-- Exercise goal --
Look through the lines below for the word "write", and copy every line that has it.

-- Excerpts from an interface dataset --
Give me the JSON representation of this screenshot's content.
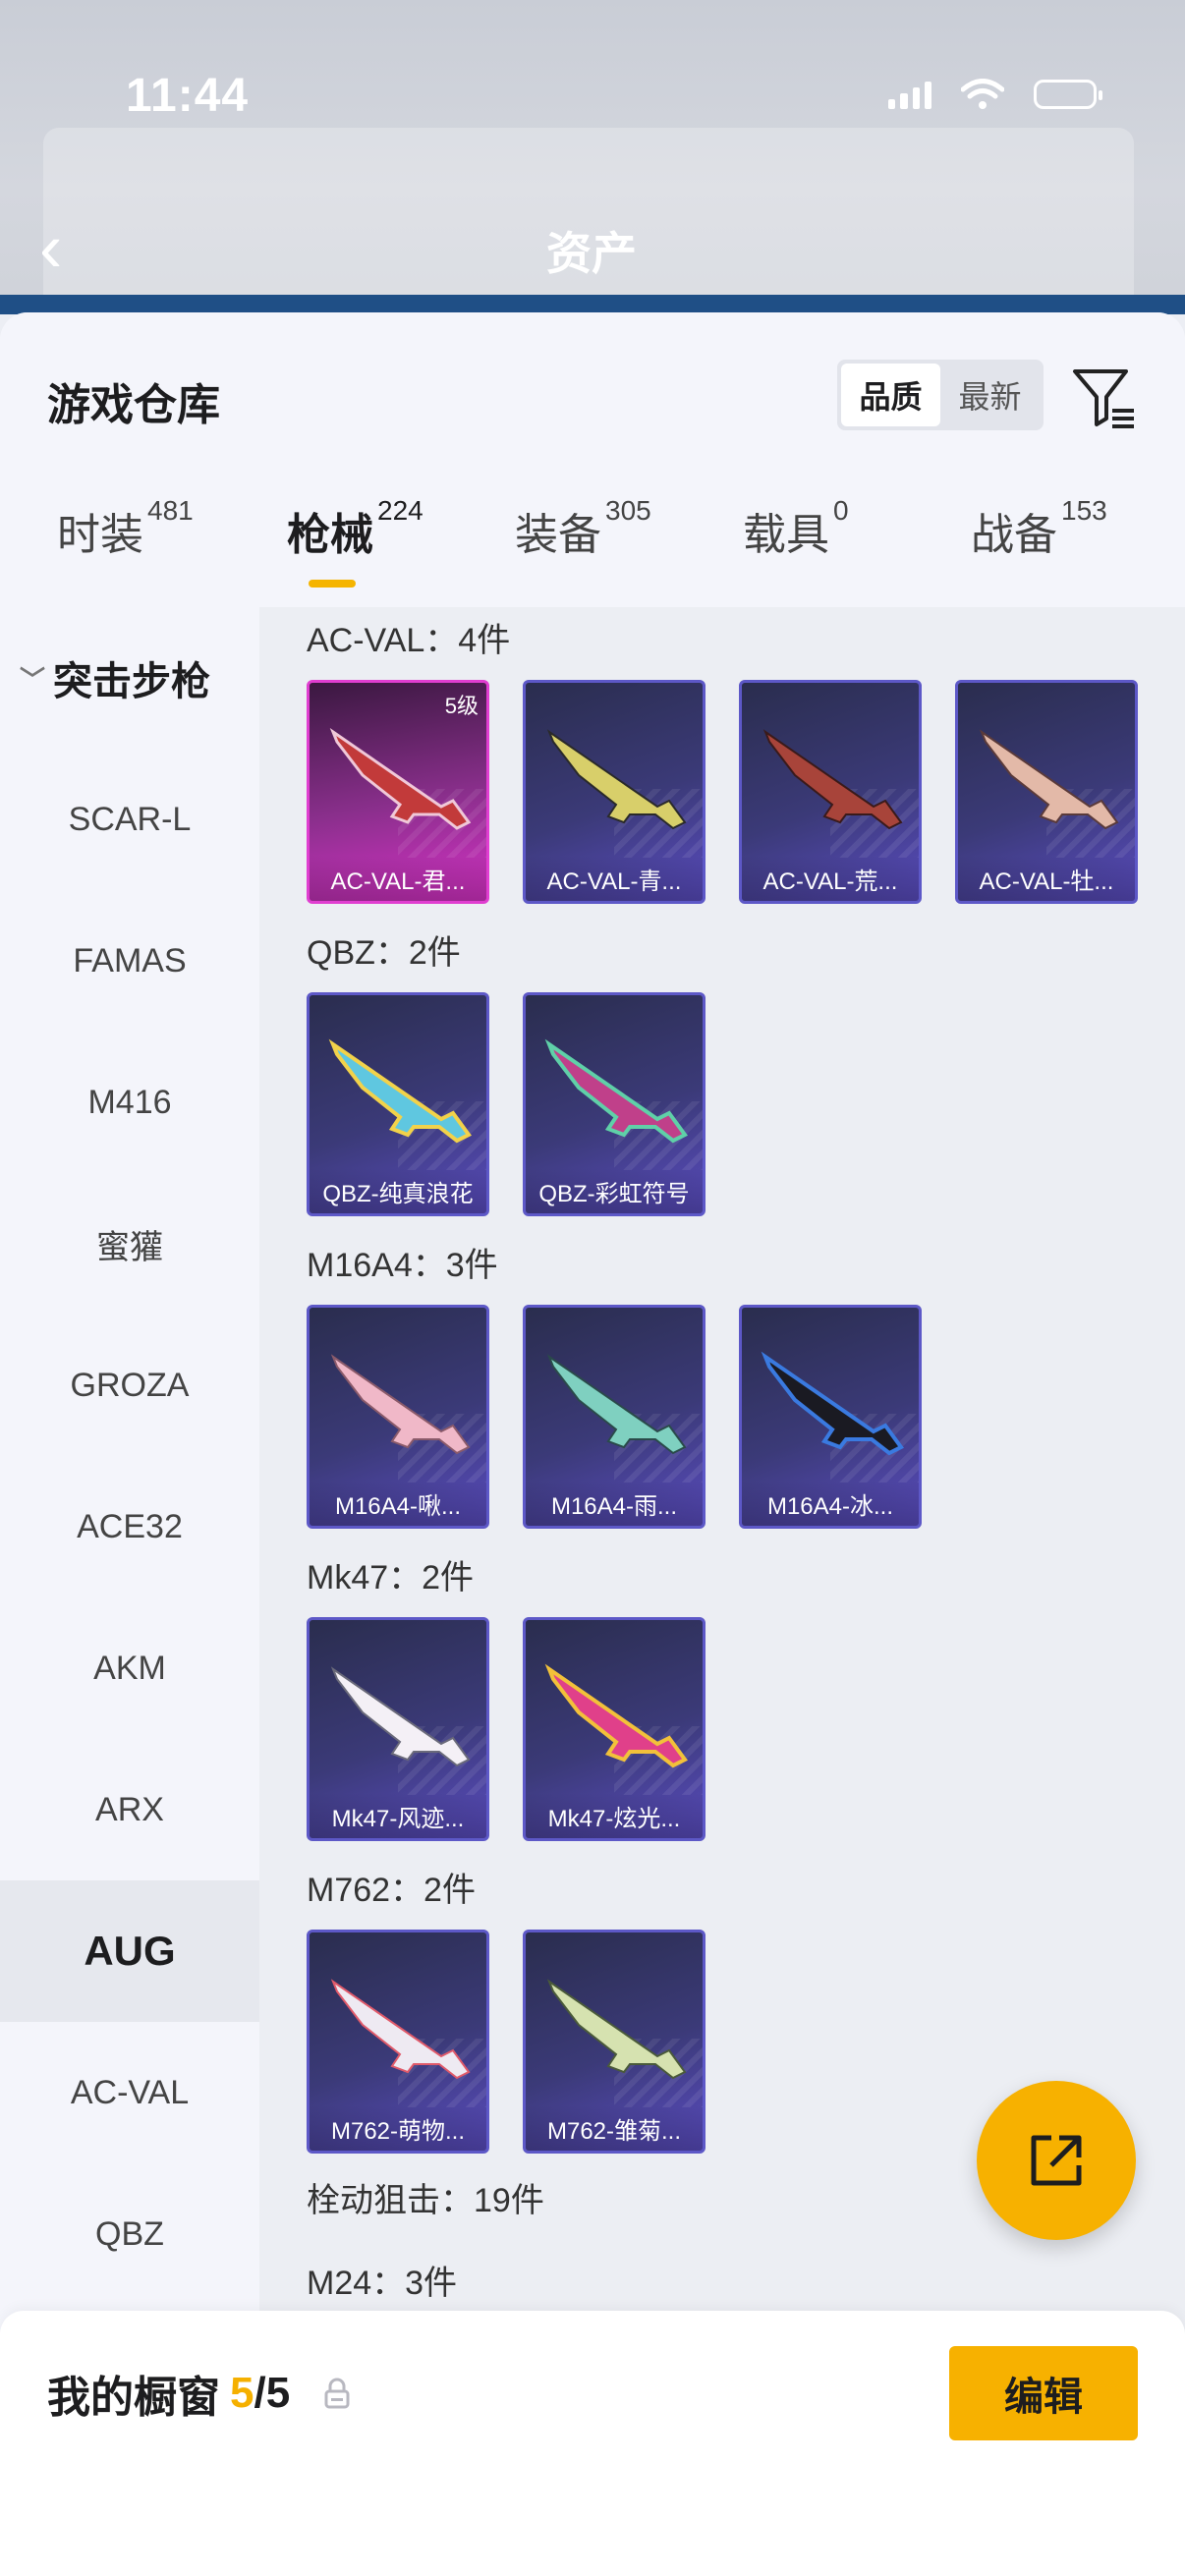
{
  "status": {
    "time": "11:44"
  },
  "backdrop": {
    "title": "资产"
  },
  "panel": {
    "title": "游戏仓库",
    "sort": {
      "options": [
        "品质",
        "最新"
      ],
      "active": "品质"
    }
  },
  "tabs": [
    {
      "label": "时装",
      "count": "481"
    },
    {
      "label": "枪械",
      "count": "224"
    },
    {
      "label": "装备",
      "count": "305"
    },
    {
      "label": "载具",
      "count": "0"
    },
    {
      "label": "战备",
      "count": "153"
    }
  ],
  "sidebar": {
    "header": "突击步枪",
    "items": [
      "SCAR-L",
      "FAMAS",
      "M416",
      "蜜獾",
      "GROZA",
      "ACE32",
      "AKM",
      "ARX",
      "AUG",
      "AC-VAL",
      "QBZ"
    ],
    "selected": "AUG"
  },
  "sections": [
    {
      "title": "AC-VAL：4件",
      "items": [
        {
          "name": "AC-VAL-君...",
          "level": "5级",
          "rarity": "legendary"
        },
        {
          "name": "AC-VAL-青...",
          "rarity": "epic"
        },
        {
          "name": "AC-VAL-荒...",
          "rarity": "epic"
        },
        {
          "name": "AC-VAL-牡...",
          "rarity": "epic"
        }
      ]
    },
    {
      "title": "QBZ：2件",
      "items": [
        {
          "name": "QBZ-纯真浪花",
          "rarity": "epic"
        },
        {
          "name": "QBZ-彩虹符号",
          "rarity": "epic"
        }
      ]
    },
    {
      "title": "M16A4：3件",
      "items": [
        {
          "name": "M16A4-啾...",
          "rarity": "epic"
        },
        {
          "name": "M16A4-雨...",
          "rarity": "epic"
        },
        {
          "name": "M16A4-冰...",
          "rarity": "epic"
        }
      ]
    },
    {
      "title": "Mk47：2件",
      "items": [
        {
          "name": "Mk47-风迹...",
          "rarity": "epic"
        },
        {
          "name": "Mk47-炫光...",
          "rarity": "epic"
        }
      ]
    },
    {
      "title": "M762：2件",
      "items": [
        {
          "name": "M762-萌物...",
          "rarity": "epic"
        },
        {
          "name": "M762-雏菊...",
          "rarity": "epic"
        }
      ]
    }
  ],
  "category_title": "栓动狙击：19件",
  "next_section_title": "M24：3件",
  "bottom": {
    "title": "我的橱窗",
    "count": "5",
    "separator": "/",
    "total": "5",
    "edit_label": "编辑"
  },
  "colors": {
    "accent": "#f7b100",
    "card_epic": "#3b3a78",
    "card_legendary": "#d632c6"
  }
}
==
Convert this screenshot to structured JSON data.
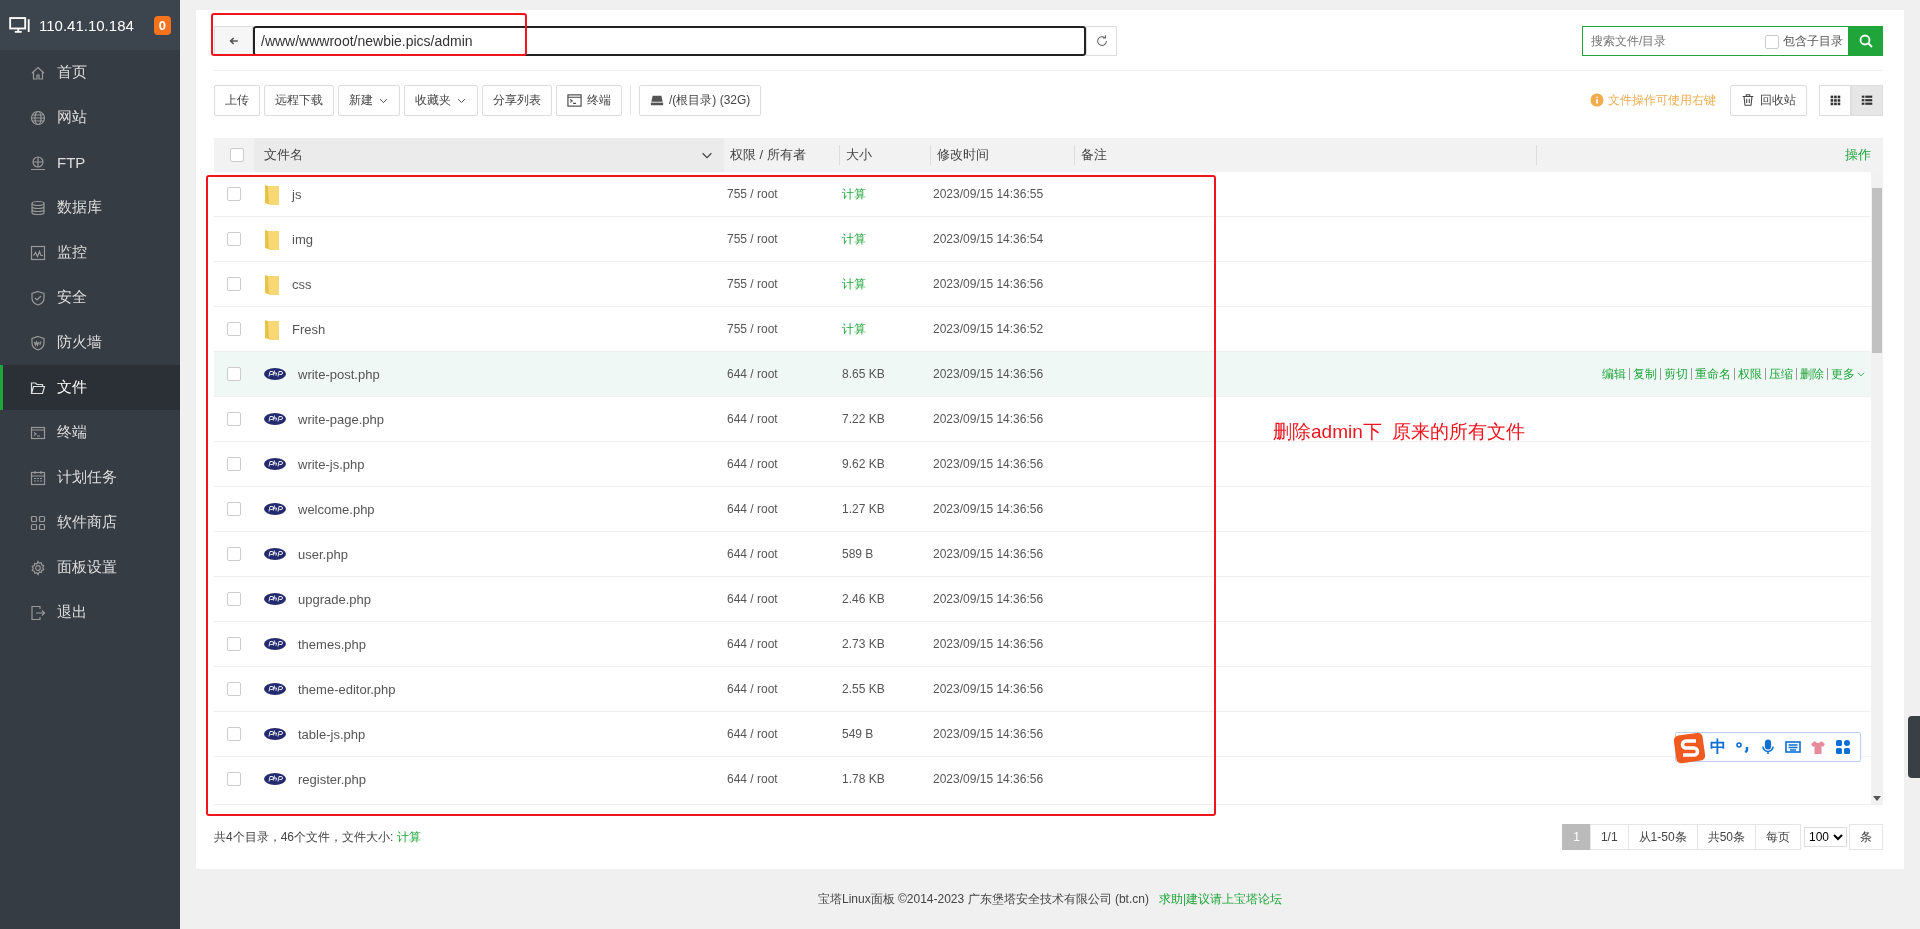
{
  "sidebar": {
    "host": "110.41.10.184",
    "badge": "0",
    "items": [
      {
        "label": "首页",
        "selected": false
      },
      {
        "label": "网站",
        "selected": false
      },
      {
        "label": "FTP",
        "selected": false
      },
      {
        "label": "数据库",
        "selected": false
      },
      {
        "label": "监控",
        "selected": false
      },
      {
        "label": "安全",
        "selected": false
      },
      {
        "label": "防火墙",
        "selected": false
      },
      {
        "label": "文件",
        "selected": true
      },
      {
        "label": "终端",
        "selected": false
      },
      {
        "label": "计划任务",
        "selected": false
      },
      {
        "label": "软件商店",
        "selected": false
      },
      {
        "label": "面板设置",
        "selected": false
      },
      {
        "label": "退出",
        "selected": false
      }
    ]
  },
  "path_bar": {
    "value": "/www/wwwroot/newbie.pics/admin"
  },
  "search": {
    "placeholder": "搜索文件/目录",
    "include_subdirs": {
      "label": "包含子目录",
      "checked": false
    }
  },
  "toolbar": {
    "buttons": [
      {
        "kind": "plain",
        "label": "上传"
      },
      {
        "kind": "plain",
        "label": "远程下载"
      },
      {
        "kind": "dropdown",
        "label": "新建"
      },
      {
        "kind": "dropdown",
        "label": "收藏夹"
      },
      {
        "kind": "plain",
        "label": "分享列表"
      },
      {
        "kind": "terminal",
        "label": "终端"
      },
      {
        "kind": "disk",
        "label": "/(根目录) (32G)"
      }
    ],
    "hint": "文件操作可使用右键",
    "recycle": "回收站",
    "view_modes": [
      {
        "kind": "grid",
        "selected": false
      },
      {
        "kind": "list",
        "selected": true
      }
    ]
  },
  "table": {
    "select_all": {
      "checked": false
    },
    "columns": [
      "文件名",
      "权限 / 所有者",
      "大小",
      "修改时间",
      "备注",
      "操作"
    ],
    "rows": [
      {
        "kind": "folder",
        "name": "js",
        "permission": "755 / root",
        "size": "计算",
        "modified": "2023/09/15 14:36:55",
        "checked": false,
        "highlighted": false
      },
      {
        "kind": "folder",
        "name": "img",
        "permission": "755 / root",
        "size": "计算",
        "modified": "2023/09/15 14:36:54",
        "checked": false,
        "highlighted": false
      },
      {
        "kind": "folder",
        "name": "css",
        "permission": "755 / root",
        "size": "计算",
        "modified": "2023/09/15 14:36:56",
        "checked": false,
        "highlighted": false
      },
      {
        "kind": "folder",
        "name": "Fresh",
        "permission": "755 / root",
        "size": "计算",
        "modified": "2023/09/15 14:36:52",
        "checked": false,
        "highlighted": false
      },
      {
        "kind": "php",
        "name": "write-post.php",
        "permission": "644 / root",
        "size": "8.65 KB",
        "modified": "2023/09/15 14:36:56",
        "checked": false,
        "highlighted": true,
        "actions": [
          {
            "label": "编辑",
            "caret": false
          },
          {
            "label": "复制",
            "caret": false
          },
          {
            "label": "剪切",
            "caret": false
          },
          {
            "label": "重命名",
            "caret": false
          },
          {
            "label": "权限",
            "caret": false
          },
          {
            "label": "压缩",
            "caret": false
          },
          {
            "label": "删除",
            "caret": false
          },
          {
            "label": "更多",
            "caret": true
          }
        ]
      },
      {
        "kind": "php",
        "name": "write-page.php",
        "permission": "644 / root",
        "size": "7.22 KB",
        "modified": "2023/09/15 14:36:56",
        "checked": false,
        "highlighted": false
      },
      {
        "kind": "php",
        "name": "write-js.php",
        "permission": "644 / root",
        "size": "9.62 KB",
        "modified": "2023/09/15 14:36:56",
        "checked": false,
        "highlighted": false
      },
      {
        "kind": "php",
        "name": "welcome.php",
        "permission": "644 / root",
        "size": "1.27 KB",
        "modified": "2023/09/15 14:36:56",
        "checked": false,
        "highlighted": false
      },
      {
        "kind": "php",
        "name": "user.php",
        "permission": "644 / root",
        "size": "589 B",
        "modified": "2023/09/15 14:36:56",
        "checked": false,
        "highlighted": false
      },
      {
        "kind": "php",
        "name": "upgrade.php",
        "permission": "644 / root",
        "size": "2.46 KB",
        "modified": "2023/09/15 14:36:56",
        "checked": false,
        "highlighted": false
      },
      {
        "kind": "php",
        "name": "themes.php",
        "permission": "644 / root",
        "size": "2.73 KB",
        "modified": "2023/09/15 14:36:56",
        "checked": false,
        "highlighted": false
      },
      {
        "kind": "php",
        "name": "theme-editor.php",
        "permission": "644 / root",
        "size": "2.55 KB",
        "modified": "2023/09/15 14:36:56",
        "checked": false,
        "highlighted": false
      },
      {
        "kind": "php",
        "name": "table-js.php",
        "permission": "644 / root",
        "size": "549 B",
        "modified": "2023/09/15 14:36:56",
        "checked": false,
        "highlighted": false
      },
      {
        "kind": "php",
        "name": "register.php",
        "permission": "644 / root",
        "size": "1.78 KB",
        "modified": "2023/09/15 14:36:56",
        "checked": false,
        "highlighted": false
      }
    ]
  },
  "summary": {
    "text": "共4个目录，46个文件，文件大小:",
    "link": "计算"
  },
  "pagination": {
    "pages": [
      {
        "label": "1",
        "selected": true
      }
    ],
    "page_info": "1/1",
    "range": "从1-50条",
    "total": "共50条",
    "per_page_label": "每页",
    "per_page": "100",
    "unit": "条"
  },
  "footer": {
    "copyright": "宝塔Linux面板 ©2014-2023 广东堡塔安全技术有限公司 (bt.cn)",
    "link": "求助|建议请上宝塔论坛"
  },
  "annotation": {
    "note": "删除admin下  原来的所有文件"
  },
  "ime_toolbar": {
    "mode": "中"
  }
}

-- Result for this task --
        "name": "write-post.php",
        "name": "write-page.php",
        "name": "write-js.php",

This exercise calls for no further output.